But not only will Karel prepare your coffee uniquely and right at your table while he explains the meaning behind the magic, he can also offer you ten unique types of coffee beans to choose from.

Karel and Antonia have teamed up with La Boheme, who exclusively provides the café with the highest quality chocolates, wines and, of course, coffee beans that are freshly roasted right in Prague. The café´s offerings include organic beans from Ethiopia and also the most expensive coffee bean in the world, from Indonesia—Kopi Luwak. For 1,800 CZK, you will be the proud owner of 250 grams of this most rare bean, which is also produced in a rather unusual way that the owners gladly explain to their patrons.

On the less expensive side, all of the other coffees, teas, chocolates and wines on the menu are available for purchase. One especially popular product purchased by customers is the Czech produced Babicka Tea, which comes in 14 different atypical flavors.

“If we serve something here, we want to sell it for the home as well,” Karel says.

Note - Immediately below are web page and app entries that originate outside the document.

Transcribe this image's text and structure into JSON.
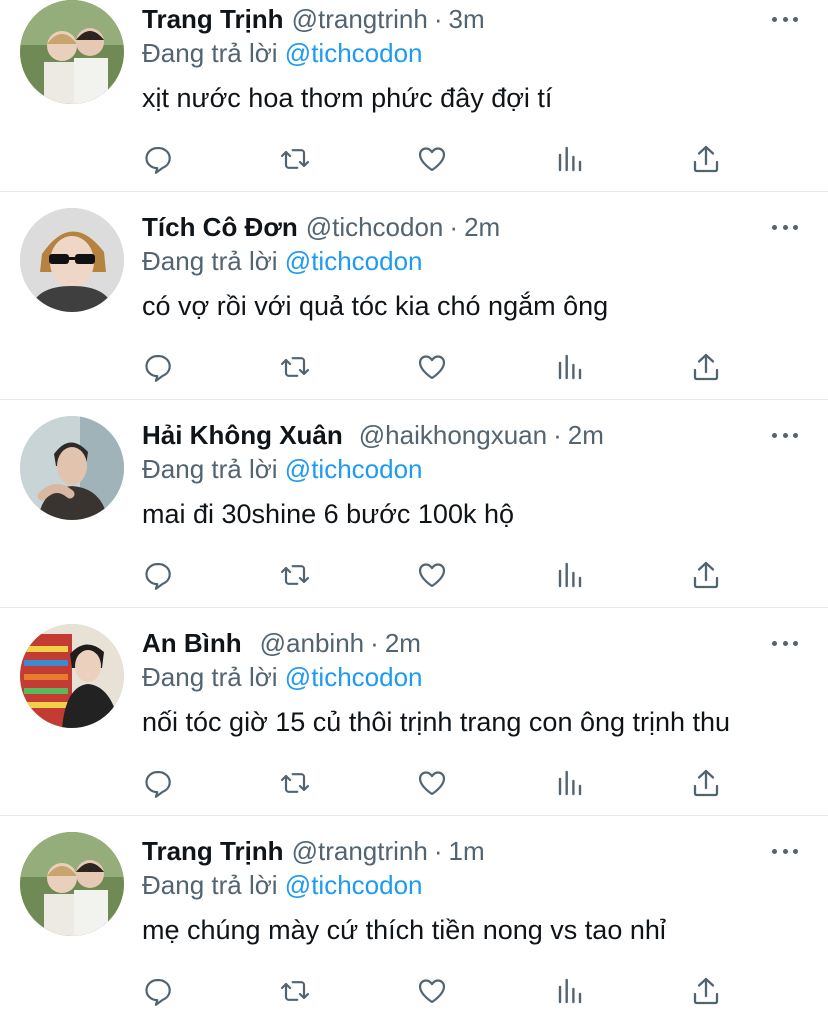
{
  "tweets": [
    {
      "name": "Trang Trịnh",
      "handle": "@trangtrinh",
      "time": "3m",
      "replying_label": "Đang trả lời",
      "replying_to": "@tichcodon",
      "text": "xịt nước hoa thơm phức đây đợi tí",
      "avatar": "avatar-photo-two-people"
    },
    {
      "name": "Tích Cô Đơn",
      "handle": "@tichcodon",
      "time": "2m",
      "replying_label": "Đang trả lời",
      "replying_to": "@tichcodon",
      "text": "có vợ rồi với quả tóc kia chó ngắm ông",
      "avatar": "avatar-photo-sunglasses"
    },
    {
      "name": "Hải Không Xuân",
      "handle": "@haikhongxuan",
      "time": "2m",
      "replying_label": "Đang trả lời",
      "replying_to": "@tichcodon",
      "text": "mai đi 30shine 6 bước 100k hộ",
      "avatar": "avatar-photo-portrait"
    },
    {
      "name": "An Bình",
      "handle": "@anbinh",
      "time": "2m",
      "replying_label": "Đang trả lời",
      "replying_to": "@tichcodon",
      "text": "nối tóc giờ 15 củ thôi trịnh trang con ông trịnh thu",
      "avatar": "avatar-photo-store"
    },
    {
      "name": "Trang Trịnh",
      "handle": "@trangtrinh",
      "time": "1m",
      "replying_label": "Đang trả lời",
      "replying_to": "@tichcodon",
      "text": "mẹ chúng mày cứ thích tiền nong vs tao nhỉ",
      "avatar": "avatar-photo-two-people"
    }
  ],
  "icons": {
    "reply": "reply-icon",
    "retweet": "retweet-icon",
    "like": "like-icon",
    "analytics": "analytics-icon",
    "share": "share-icon",
    "more": "more-icon"
  },
  "colors": {
    "name": "#0f1419",
    "secondary": "#536471",
    "mention": "#1d9bf0",
    "divider": "#e7e9ea"
  }
}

Not to worry if you do like your coffee with those interfering ingredients of milk and sugar—the menu still retains the traditional favorites like cappuccinos and lattes. And to temper down the caffeine buzz, you can order from a delicious variety of light dishes, including grilled Tuscan style vegetables, salads, fresh Italian and Spanish cheeses and hams, and of course desserts. Antonia´s homemade tiramisu, created from a generations-old Italian family recipe, has already been declared to be the best tiramisu in town—not an exaggerated claim by any means.

The café duo has decided to run their business entirely on their own, without hiring any staff. Al Cafetero is open daily from 8.30 until 21.30 (or when the last customers leave), but closed on the weekends, allowing the owners some time off and a chance to return refreshed with more inspiring coffee ideas.

“It´s very personal here, very much a family feeling, you can feel like you are at home,” Karel said. Antonia was initially unsure about the café´s location on a calm side street, away from a nearby high way that would have given them plenty of visibility. But the owners never wanted to become a tourist attraction either, and are happy to be a place for locals and expats who call Prague home.

The café certainly does have a sense of home, seating only 25 people indoors, with room for six more on the three sidewalk tables. But its living room-like space is cozy and unobtrusively decorated. A couple of cushy sofas lean against the back wall, a solid “coffee table” is planted before each sofa, where coffee demonstrations or business meetings (the café has free wifi) take place. To aid in the pure coffee experience, the café is non-smoking, something that might be highly appreciated by some of the expat community. The music is smooth and light but still has a bit of a kick, just like the tiramisu here. Upon the walls, a few framed diagrams and sketches from the late 1800s and early 1900s depict the technical details of several various coffee making processes.

A visit to Al Cafetero is essentially like a visit to a live exhibition of coffee, an exhibition that you can partake of and also learn a lot from. And Karel and Antonia will be your most obliging tour guides, offering samples, souvenirs and a friendly chat.